    Trikha M, Corringham R, Klein B, Rossi JF (2003) Targeted anti-interleukin-6 monoclonal antibody therapy for cancer: a review of the rationale and clinical evidence. Clin Cancer Res 9(13):4653–65PubMedGoogle Scholar
  71. 71.
    Yasui H, Hideshima T, Richardson PG, Anderson KC (2006) Novel therapeutic strategies ­targeting growth factor signalling cascades in multiple myeloma. Br J Haematol 132(4): 385–97PubMedGoogle Scholar
  72. 72.
    Hong DS, Angelo LS, Kurzrock R (2007) Interleukin-6 and its receptor in cancer: implications for Translational Therapeutics. Cancer 110(9):1911–28PubMedCrossRefGoogle Scholar
  73. 73.
    Voorhees PM, Chen Q, Kuhn DJ et al (2007) Inhibition of interleukin-6 signaling with CNTO 328 enhances the activity of bortezomib in preclinical models of multiple myeloma. Clin Cancer Res 13(21):6469–78PubMedCrossRefGoogle Scholar
  74. 74.
    Voorhees PM, Chen Q, Small GW et al (2009) Targeted inhibition of interleukin-6 with CNTO 328 sensitizes pre-clinical models of multiple myeloma to dexamethasone-mediated cell death. Br J Haematol 145(4):481–90PubMedCrossRefGoogle Scholar
  75. 75.
    Singh AV, Bandi M, Aujay M et al (2009) PR-924, a selective inhibitor of the immunoproteasome subunit LMP-7 blocks multiple myeloma cell growth both in vitro and In vivo. Blood 114:612, ASH Annual Meeting AbstractCrossRefGoogle Scholar
  76. 76.
    Jagannath S, Barlogie B, Berenson JR et al (2005) Bortezomib in recurrent and/or refractory multiple myeloma. Initial clinical experience in patients with impaired renal function. Cancer 103(6):1195–200PubMedCrossRefGoogle Scholar
  77. 77.
    Chanan-Khan AA, Kaufman JL, Mehta J et al (2007) Activity and safety of bortezomib in multiple myeloma patients with advanced renal failure: a multicenter retrospective study. Blood 109(6):2604–6PubMedCrossRefGoogle Scholar
  78. 78.
    Blade J, Sonneveld P, SanMiguel F et al (2008) Pegylated liposomal doxorubicin plus bortezomib in relapsed or refractory multiple myeloma: efficacy and safety in patients with renal function impairment. Clin Lymphoma Myeloma 8(6):352–5PubMedCrossRefGoogle Scholar

Copyright information

© Springer Science+Business Media New York 2013

Authors and Affiliations

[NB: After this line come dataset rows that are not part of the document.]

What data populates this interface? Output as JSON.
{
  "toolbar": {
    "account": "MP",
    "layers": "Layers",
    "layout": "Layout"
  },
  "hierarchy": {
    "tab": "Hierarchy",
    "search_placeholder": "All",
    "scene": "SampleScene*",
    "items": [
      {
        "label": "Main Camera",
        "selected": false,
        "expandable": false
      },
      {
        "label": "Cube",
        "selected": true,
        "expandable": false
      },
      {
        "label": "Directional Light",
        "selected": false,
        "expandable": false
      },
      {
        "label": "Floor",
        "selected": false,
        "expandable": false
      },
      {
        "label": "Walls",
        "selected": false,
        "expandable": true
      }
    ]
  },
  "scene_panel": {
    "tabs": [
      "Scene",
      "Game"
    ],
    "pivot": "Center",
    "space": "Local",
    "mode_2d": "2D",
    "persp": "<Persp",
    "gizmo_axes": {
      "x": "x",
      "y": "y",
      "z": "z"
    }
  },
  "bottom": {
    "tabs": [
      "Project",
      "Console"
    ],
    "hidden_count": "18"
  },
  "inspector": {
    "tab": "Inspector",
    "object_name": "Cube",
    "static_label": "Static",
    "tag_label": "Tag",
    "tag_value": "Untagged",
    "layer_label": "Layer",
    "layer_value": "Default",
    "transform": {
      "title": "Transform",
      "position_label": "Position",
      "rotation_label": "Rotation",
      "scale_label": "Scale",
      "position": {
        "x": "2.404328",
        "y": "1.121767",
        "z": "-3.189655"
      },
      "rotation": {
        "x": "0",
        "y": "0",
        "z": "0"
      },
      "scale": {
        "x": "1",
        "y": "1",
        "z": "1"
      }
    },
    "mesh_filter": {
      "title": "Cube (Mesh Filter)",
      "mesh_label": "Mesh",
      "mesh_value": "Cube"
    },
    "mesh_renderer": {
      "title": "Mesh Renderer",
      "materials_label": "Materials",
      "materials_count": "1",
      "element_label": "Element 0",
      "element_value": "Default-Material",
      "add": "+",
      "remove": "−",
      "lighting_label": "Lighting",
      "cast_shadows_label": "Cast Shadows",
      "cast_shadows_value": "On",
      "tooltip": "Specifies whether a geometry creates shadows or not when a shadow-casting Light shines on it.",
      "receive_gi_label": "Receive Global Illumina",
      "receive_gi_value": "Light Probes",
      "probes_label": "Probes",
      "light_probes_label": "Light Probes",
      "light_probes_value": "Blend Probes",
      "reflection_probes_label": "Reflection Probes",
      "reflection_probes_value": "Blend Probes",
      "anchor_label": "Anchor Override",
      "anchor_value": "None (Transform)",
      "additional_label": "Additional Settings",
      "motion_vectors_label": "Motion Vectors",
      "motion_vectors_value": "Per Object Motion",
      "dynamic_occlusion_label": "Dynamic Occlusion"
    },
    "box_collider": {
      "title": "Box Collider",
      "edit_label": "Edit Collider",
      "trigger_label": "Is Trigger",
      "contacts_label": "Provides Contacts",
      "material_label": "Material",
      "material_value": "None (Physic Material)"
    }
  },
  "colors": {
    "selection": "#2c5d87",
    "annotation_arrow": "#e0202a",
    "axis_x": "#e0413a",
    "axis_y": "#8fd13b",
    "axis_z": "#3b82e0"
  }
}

  1. 1.The Department of Lymphoma & MyelomaThe University of Texas M. D. Anderson Cancer CenterHoustonUSA
  2. 2.Department of Experimental TherapeuticsThe University of Texas M. D. Anderson Cancer CenterHoustonUSA

Personalised recommendations